Exploring Oligonucleotide-Based Therapies: ADME CRO Perspective

Posted on October 17, 2023

In recent decades, the pharmaceutical industry has witnessed a remarkable surge of interest in oligonucleotide-based therapies and antisense oligonucleotides (ASOs), belonging to various generations, have emerged as promising drug candidates. These ASOs have undergone significant structural modifications in their RNA backbone and ribose units to enhance their affinity for specific targets, as well as to optimize their distribution, metabolism, and pharmacokinetics.

While the concept of using oligonucleotides for pharmaceutical purposes is not new – with 16 related compounds already approved for clinical use – from CRO perspective we are observing a steadily growing demand to investigate this class of compounds in non-clinical development. Over the past few years, our team has been deeply engaged in internal research and development to equip ourselves with the necessary knowledge and tools for working with ASOs. This endeavor has involved collecting validation data for various in vitro and in vivo assays and culminated in the launch of dedicated oligonucleotide-focused services for our clients this fall. It has been an exciting journey to explore these unique therapeutic modalities, learn about their complex features and produce high-quality results and data.

For experimental lab scientists, working with ASOs presents distinct challenges compared to traditional small molecules or peptides. ASOs typically carry a permanent charge, e.g. with a phosphorothioate backbone, which mandates special considerations for their handling and analysis. This includes selecting the appropriate tube and plate materials, considerations in preparing stock solutions and dilutions to prevent non-specific binding, and employing techniques like chloroform:phenol extraction to replace conventional acetonitrile or methanol for plasma protein precipitation.

Furthermore, LC/MS sample analysis for ASOs necessitates ion pair chromatography, which may require dedicated instrumentation due to the challenges of removing contamination from commonly used ion pairing reagents. It’s worth noting that not all ASOs feature a charged backbone, such as those with the increasingly popular phosphorodiamidate morpholino (PMO) modification, which may simplify handling and analysis unless conjugate moieties introduce additional complexities.

With these techniques and more, we have established services to investigate plasma protein binding, in vitro metabolic stability and metabolic pathways, metabolism mediated in vitro drug-drug interactions, and rodent pharmacokinetic (PK) studies including identification of metabolites formed in tissues, present in plasma, and excreted in urine.

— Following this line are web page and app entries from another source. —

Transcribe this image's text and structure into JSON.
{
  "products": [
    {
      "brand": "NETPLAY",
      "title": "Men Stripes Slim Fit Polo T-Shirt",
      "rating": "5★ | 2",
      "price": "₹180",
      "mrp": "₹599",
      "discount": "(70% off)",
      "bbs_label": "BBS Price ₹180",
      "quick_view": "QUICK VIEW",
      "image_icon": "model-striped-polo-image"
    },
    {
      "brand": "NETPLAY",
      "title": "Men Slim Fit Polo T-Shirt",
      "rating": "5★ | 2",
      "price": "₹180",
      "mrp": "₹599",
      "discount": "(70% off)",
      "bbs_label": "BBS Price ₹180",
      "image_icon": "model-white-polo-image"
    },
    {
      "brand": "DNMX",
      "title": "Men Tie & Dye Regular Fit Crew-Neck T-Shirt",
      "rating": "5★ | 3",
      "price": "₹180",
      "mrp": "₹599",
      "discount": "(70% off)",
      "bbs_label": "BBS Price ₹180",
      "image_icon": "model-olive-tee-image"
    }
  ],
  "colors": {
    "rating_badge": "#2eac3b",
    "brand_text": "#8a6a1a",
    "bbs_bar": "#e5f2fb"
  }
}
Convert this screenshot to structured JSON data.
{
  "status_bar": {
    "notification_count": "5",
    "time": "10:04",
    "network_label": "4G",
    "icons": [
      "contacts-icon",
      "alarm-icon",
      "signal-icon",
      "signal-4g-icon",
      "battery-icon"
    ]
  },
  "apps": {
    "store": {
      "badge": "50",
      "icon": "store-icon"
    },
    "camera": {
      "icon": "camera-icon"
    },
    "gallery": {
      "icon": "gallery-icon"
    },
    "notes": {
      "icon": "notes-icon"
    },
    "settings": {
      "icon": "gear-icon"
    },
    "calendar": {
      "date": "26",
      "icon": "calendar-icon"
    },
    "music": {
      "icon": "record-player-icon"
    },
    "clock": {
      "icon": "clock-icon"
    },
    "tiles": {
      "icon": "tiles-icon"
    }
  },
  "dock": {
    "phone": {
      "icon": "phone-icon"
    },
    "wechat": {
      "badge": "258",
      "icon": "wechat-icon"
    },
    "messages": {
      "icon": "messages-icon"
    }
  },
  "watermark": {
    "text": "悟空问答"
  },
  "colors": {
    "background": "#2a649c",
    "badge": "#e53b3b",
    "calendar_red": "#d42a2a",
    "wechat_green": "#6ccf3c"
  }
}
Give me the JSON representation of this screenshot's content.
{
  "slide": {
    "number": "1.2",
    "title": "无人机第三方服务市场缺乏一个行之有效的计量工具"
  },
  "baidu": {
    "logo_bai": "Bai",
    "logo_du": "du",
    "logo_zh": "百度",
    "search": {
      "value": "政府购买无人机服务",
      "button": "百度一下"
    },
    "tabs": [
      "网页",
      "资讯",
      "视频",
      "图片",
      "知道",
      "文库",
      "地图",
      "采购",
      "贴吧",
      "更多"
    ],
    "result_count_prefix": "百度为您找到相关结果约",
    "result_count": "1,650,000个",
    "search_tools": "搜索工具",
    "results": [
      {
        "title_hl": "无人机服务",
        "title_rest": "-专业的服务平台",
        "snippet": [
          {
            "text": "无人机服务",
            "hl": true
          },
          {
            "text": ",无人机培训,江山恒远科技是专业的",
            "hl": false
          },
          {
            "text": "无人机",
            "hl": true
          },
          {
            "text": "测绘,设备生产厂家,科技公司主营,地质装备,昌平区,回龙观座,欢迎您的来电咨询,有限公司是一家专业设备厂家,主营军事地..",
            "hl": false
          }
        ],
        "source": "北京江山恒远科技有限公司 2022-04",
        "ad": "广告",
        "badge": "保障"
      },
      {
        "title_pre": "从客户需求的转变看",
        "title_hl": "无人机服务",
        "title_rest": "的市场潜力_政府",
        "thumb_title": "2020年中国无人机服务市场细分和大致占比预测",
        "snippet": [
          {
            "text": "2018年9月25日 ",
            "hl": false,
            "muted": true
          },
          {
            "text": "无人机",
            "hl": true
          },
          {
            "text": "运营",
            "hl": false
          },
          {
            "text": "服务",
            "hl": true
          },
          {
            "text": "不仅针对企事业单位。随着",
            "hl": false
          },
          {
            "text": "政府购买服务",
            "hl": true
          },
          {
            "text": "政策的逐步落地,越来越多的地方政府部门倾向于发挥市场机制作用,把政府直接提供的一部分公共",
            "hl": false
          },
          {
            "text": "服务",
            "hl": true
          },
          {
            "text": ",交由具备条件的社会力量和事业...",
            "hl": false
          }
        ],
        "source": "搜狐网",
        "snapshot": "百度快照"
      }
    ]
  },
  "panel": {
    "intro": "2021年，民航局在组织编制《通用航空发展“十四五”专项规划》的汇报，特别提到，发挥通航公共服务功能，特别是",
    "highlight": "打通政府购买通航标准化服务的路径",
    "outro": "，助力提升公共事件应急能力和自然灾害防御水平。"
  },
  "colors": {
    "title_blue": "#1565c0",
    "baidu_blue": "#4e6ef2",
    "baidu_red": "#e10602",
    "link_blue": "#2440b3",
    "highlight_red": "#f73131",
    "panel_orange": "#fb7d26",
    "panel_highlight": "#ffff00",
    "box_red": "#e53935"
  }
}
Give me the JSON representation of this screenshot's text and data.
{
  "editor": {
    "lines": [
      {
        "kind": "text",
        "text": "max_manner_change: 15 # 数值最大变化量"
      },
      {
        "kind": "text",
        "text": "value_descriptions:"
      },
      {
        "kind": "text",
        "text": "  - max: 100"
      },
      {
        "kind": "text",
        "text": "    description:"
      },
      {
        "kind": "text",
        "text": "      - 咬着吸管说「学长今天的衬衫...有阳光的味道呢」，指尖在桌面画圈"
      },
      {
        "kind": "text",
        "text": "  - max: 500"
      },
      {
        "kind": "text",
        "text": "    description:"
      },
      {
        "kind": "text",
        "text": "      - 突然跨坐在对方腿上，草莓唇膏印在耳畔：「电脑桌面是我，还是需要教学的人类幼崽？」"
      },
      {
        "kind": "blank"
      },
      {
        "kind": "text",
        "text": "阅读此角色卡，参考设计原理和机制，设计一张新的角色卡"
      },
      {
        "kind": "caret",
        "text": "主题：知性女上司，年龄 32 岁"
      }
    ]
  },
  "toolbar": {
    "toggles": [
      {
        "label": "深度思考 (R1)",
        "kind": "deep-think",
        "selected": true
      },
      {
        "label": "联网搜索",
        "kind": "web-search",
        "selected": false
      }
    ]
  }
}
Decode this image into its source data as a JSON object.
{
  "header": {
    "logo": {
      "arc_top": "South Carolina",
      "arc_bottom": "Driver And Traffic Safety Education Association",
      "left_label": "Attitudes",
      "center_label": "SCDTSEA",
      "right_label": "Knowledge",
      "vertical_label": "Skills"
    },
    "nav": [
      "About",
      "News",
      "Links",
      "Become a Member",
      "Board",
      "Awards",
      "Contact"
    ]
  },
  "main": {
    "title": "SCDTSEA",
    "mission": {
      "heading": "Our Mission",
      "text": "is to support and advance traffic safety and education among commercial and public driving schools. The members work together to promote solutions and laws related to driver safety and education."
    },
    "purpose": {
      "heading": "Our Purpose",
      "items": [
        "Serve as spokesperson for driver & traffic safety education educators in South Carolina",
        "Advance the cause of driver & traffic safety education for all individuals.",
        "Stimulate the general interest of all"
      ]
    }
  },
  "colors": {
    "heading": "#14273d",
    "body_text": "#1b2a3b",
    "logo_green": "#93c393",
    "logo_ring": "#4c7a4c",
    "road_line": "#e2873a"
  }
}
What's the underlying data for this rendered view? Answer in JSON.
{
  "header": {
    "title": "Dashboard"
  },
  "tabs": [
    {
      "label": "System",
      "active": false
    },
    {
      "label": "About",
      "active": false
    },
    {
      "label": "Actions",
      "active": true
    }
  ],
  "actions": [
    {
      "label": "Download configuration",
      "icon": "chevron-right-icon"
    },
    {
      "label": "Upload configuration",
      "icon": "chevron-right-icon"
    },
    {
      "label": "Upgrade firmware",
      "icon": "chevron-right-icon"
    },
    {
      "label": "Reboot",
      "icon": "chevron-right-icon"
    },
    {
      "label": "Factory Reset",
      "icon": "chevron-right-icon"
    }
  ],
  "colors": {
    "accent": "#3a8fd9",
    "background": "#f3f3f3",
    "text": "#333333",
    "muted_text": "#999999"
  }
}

The design of these assays differs significantly from experiments used for small molecules since ASOs exhibit unique ADME/PK mechanisms. Notably, ASOs are metabolized by different enzyme families than small molecules, with exceptions for certain conjugate moieties. Highly modified ASOs can exhibit resistance to endo- and exonuclease-based metabolism, necessitating extended incubation periods, often using plated hepatocytes or proximal tubule cells. Currently, there is no industry-wide consensus on how to conduct in vitro metabolism studies with ASOs, resulting in variable experimental conditions between different laboratories. The evolving landscape of ASO research promises to bring new solutions and insights.

It’s worth mentioning that while plasma protein binding of ASOs decrease their renal elimination, similarly to small molecules, it may have an increasing effect to endocytosis mediated cellular uptake and tissue distribution (unlike in small molecules), thereby altering the interpretation of plasma protein binding and its impact. 

Typically, the PK following intravenous or subcutaneous dosing demonstrates a rapid decline in plasma concentrations due to high distribution into tissues, particularly the liver and kidneys. This is followed by a slow elimination phase. Analytical methods beyond LC/MS, such as hELISA or qPCR, are often required to analyze the very low elimination stage plasma concentrations. Metabolites formed in tissues are subsequently redistributed to plasma, while shorter oligomer-metabolites are excreted in urine.

Although drug-drug interactions with ASOs are actively investigated in later-stage projects, no clinically relevant findings have been reported thus far. However, it remains an intriguing area to explore, especially as ASO treatments become more common and co-administered ASOs might influence each other’s nuclease-based metabolism.

While the early-stage development of oligonucleotide pharmaceuticals may not require the same breadth of ADME screening as small molecule programs, ASOs’ unique characteristics often necessitate in-depth in vitro and in vivo research. We are excited to be a part of this ever-evolving field.

Written by Ari Tolonen

Feel free to contact us!

Curious to know more about what can we do for you? Get in touch and let’s start a conversation.

Contact us